:: EXCERPTED RECORDS ::

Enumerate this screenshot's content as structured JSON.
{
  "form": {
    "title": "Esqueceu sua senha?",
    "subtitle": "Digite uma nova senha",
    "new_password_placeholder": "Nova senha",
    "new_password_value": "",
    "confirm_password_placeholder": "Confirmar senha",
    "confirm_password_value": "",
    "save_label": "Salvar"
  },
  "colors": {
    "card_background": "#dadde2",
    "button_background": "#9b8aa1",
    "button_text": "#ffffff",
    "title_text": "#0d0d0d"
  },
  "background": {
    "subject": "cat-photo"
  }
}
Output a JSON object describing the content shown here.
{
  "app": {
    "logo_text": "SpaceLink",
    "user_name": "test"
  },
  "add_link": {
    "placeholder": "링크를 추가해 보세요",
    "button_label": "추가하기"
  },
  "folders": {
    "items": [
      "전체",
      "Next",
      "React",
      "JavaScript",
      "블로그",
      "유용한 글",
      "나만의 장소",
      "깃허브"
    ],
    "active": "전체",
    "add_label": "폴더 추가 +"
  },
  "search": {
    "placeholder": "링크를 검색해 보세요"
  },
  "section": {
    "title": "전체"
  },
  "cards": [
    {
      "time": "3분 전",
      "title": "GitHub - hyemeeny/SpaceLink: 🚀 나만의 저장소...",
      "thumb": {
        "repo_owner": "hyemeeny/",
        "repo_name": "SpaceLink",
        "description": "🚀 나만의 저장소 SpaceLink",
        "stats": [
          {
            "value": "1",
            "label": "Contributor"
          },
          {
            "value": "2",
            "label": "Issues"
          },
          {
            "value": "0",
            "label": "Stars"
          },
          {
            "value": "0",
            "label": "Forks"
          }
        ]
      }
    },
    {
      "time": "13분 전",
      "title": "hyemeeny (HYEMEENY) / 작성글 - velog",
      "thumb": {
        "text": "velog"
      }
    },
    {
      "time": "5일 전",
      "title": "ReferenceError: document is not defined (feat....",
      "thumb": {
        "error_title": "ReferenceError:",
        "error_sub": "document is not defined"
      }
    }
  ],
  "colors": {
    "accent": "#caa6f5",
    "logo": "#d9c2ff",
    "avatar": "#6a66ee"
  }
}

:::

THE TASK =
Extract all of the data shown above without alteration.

RESULT OF THE EXERCISE =
Enumerate this screenshot's content as structured JSON.
{
  "form": {
    "title": "Esqueceu sua senha?",
    "subtitle": "Digite uma nova senha",
    "new_password_placeholder": "Nova senha",
    "new_password_value": "",
    "confirm_password_placeholder": "Confirmar senha",
    "confirm_password_value": "",
    "save_label": "Salvar"
  },
  "colors": {
    "card_background": "#dadde2",
    "button_background": "#9b8aa1",
    "button_text": "#ffffff",
    "title_text": "#0d0d0d"
  },
  "background": {
    "subject": "cat-photo"
  }
}
Output a JSON object describing the content shown here.
{
  "app": {
    "logo_text": "SpaceLink",
    "user_name": "test"
  },
  "add_link": {
    "placeholder": "링크를 추가해 보세요",
    "button_label": "추가하기"
  },
  "folders": {
    "items": [
      "전체",
      "Next",
      "React",
      "JavaScript",
      "블로그",
      "유용한 글",
      "나만의 장소",
      "깃허브"
    ],
    "active": "전체",
    "add_label": "폴더 추가 +"
  },
  "search": {
    "placeholder": "링크를 검색해 보세요"
  },
  "section": {
    "title": "전체"
  },
  "cards": [
    {
      "time": "3분 전",
      "title": "GitHub - hyemeeny/SpaceLink: 🚀 나만의 저장소...",
      "thumb": {
        "repo_owner": "hyemeeny/",
        "repo_name": "SpaceLink",
        "description": "🚀 나만의 저장소 SpaceLink",
        "stats": [
          {
            "value": "1",
            "label": "Contributor"
          },
          {
            "value": "2",
            "label": "Issues"
          },
          {
            "value": "0",
            "label": "Stars"
          },
          {
            "value": "0",
            "label": "Forks"
          }
        ]
      }
    },
    {
      "time": "13분 전",
      "title": "hyemeeny (HYEMEENY) / 작성글 - velog",
      "thumb": {
        "text": "velog"
      }
    },
    {
      "time": "5일 전",
      "title": "ReferenceError: document is not defined (feat....",
      "thumb": {
        "error_title": "ReferenceError:",
        "error_sub": "document is not defined"
      }
    }
  ],
  "colors": {
    "accent": "#caa6f5",
    "logo": "#d9c2ff",
    "avatar": "#6a66ee"
  }
}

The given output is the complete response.